Our secular age is the product of creative new options, an entire reconfiguration of meaning. So it’s not enough to ask how we got permission to stop believing in God; we need to also inquire about what emerged to replace such belief. Because it’s not that our secular age is an age of disbelief; it’s an age of believing otherwise. We can’t tolerate living in a world without meaning.
I believe most Christians go through life with a sense of low-grade guilt because they don’t really understand the gospel. The reason I say this is that I myself was this kind of Christian for many years of my adult life because I didn’t either. What changed? You’ll laugh when I tell you: God’s wrath! Yes, it was only when I discovered God’s wrath, as if for the first time after three decades of being a Christian, and a seminary graduate at that, that I finally came to understand just how good the good new is!
A God of wrath doesn’t poll well in our secular age, so it’s sadly not preached much from our pulpits. A God of love is a much easier sell, but the irony is that God’s love outside of the context of God’s wrath is meaningless. It’s easy for we sinful human beings to focus on one aspect of God’s being to the exclusion of all the others, and it’s natural to want God to accept us as we are, warts and all. The problem with “warts and all” is that the Bible calls that sin, and the wages of sin is death. Because God is just, and wrong must be paid for, he cannot overlook our sin. It’s no different than in a court of law. A judge to remain just, and in his job, must apply penalties to those who break the law. We live in a moral universe, so why would we think it should be any different with God? (more…)
The statistics tell us that 45,000 people kill themselves in America every year; that is 123 per day! According to the American Foundation for Suicide Prevention (which obviously isn’t doing a very good job), for every successful suicide, 25 people try to kill themselves. If my calculator is correct, somewhere around 1.125 million people every year (over 3,000 a day!) so hate their lives that they attempt to snuff them out. What’s scary is that the rate of this happening has increased 24% since 1999.
This relatively quite epidemic vaulted into the headlines this past week with the suicides of two high profile celebrities who killed themselves in the prime of their lives. Kate Spade first on June 5. She was a fashion designer and businesswoman who founded a billion dollar business. She was known to suffer from depression and took medication for it. The other shocking suicide was Anthony Bourdain in Friday, June 8. He was a celebrity chef, author, and television personality. He was also known to suffer from depression.
I recently finished The Picture of Dorian Gray by the famous 19th century provocateur Oscar Wilde. The book was itself a profound picture of a lost soul trying to come to terms with life devoid of a true north with which to make sense of it all.

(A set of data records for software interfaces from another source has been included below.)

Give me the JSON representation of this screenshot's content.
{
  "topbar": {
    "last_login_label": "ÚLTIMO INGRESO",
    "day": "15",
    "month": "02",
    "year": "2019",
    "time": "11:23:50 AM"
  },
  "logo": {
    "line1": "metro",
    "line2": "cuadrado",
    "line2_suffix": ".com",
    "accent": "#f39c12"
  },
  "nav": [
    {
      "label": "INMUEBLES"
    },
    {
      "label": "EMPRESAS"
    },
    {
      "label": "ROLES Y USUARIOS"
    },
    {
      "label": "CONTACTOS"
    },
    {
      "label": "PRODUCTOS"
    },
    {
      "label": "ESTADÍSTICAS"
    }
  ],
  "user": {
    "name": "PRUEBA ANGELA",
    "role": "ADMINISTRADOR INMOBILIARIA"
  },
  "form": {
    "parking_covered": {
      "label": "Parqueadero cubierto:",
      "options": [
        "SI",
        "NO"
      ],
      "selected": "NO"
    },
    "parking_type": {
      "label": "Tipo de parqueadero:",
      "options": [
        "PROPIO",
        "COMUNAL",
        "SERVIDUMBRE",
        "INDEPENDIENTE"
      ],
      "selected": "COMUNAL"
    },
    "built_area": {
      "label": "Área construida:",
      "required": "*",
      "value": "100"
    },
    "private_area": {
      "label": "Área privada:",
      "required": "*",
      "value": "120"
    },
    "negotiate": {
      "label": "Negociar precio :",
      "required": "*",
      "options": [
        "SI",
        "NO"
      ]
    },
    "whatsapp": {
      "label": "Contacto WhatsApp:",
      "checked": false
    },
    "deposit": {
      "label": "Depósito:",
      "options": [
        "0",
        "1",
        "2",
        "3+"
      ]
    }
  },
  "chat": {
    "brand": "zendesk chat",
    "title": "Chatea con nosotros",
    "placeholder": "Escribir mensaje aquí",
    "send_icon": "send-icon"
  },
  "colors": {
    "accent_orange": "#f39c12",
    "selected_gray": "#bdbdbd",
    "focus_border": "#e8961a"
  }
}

I read it with special fascination as a Christian whose fundamental assumption about reality is that we have no chance of figuring out the true meaning of life without divine revelation. Christianity is above all a revealed religion which asserts that without God revealing the truth of things to us, we will always be benighted. That is, we will be stuck to one degree or another in darkness and remain unenlightened.
As I’ve raised three children with much help, and balance, from my longsuffering wife, I’ve continually impressed upon them that the options of meaning in life are not Christianity and nothing, but Christianity and some other worldview, between Christianity and some other faith commitment, between one set of beliefs and another set of beliefs. The Triple A’s, as I’ve called them (atheists, agnostics, and the apathetic) are convinced (and deluded) that there are religious people out there who believe things, and have faith of some sort; then there are the Triple A’s. They think they are not religious, don’t believe things, and don’t require faith. In baseball we call that a strikeout!